Understanding Trends in the Jail Population in Louisville Metro, Kentucky: 2010 to 2019
This report and related research brief provide key metrics on the jail population in the Louisville Metro Detention Center (LMDC), including trends in jail admissions, length of stay, bed days utilized, and individuals who return to jail repeatedly. These reports provide key insights into the factors driving jail populations in LMDC and highlights key policy changes that may be influencing the number of people admitted to jail and how long they stay in jail. This study was funded by the Pew Charitable Trusts and is the first in a series of studies on jail populations in jurisdictions that make up The Research Network on Misdemeanor Justice (RNMJ), a project of the Data Collaborative for Justice (DCJ).
- Fewer low-level arrests have resulted in fewer jail admissions. Driven by fewer arrests for misdemeanors and violations, admissions to the LMDC declined by 35% between 2010 to 2019 – from a high of 43,724 admissions to 28,255 admissions.
- Increases in length of stay are a key driver of jail populations. Between 2010 and 2019, the average length of stay increased from 18.9 days to 30.4 days – a 60% increase that had a significant impact on the size of the jail population. The people who were most likely to stay in jail for more than 30 days were those who were booked on new charges, those awaiting transfer to state prison, and people charged with crimes against persons.
- Bail continues to be a key driver of the jail population. Length of stay decreased for those with bail set below $5,000; however, those with the higher bails saw a substantial increase in length of stay from 56 to 92 days and accounted for 86% of people with bail set who spent 180+ days in jail.

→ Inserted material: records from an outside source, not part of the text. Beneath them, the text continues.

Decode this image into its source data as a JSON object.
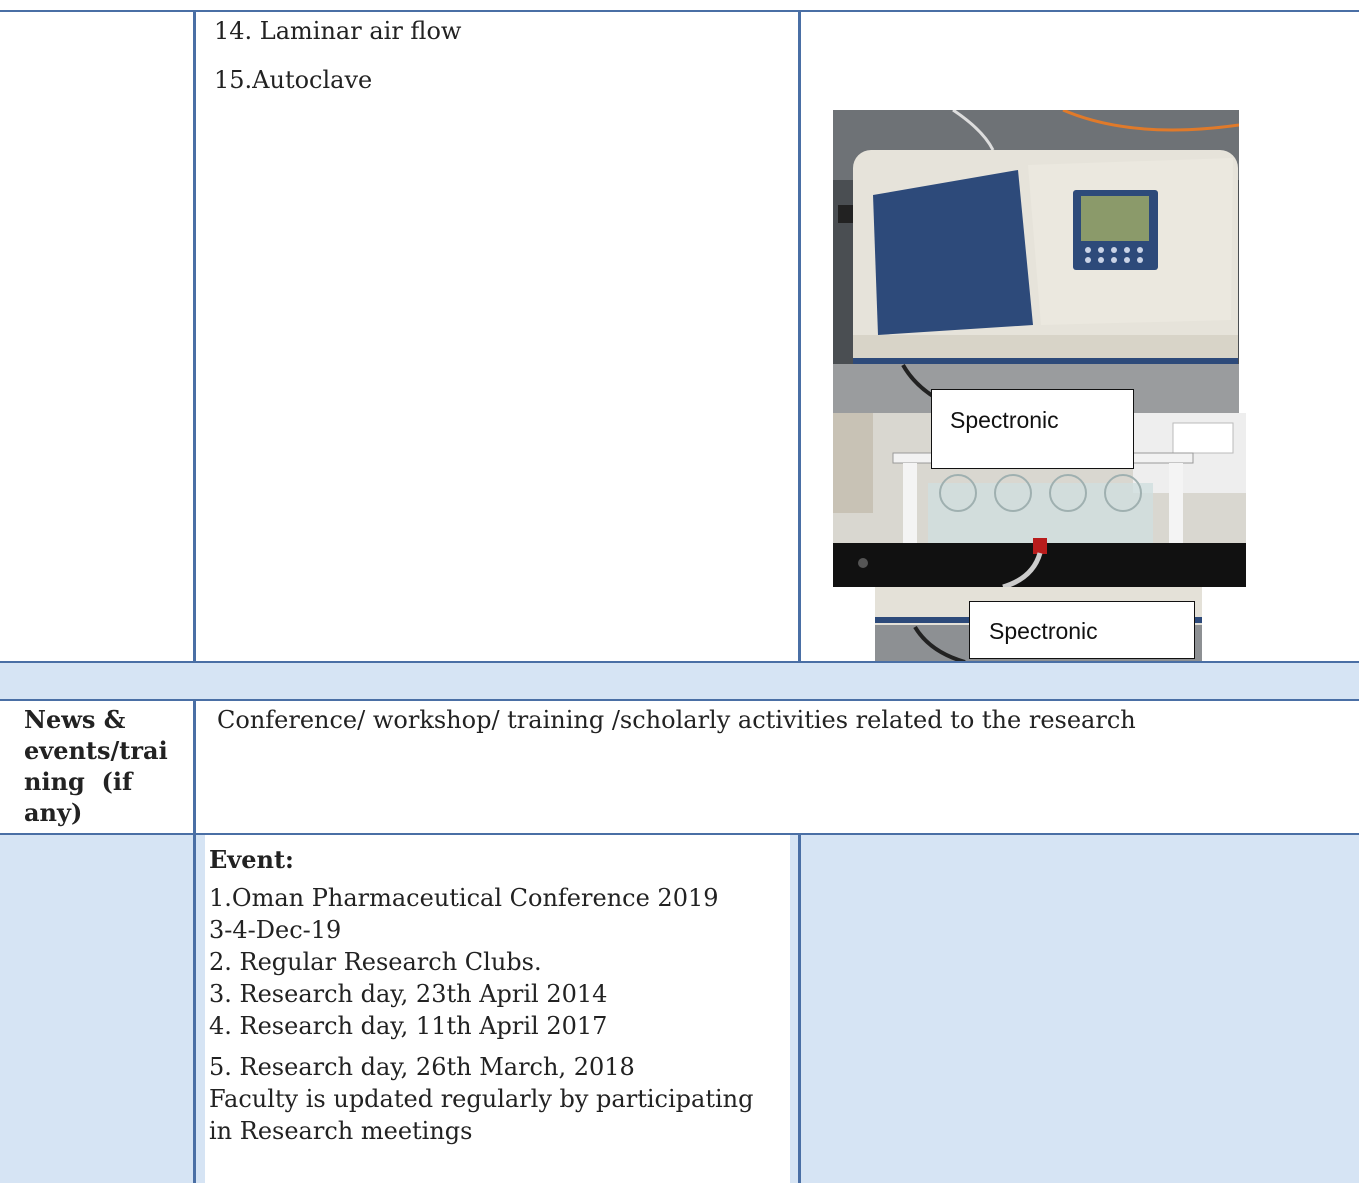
{
  "equipment": {
    "items": [
      "14. Laminar air flow",
      "15.Autoclave"
    ],
    "photo_captions": [
      "Spectronic",
      "Spectronic"
    ]
  },
  "news": {
    "row_label": [
      "News &",
      "events/trai",
      "ning  (if",
      "any)"
    ],
    "heading": "Conference/ workshop/ training /scholarly activities related to the research"
  },
  "events": {
    "title": "Event:",
    "lines": [
      "1.Oman Pharmaceutical Conference 2019",
      "3-4-Dec-19",
      "2. Regular Research Clubs.",
      "3. Research day, 23th April 2014",
      "4. Research day, 11th April 2017",
      "5. Research day, 26th March, 2018",
      "Faculty is updated regularly by participating",
      "in Research meetings"
    ]
  },
  "colors": {
    "border": "#4a6fa5",
    "shade": "#d6e4f4"
  }
}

- Black people are disproportionately represented in jail admissions and experienced significant increases in lengths of stay between 2010 and 2019. In 2019, Black people accounted for 39% of jail admissions but just over 20% of the population of Jefferson County. The average length of stay for Black people increased 15 days over the study period, compared to a 10 day increase for white people.

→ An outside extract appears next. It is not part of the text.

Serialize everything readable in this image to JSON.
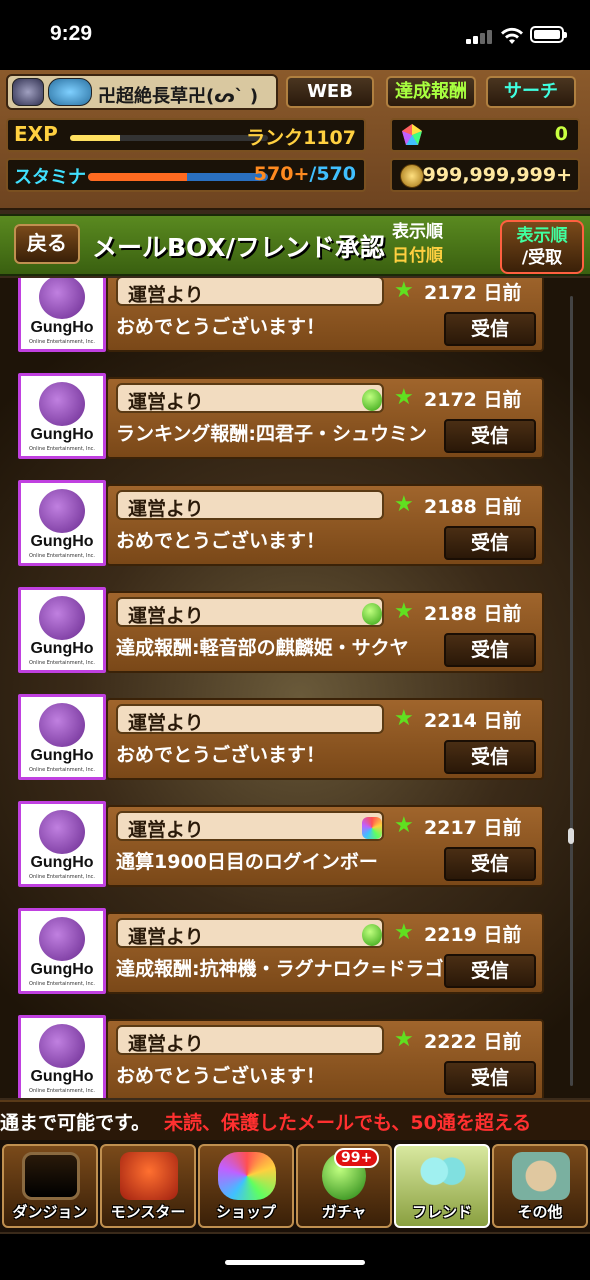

- A significant proportion of people return to jail repeatedly. Of people jailed in 2010, 69.8% returned to jail at least once between 2010 and 2019 and over a quarter (27.7%) returned five or more times.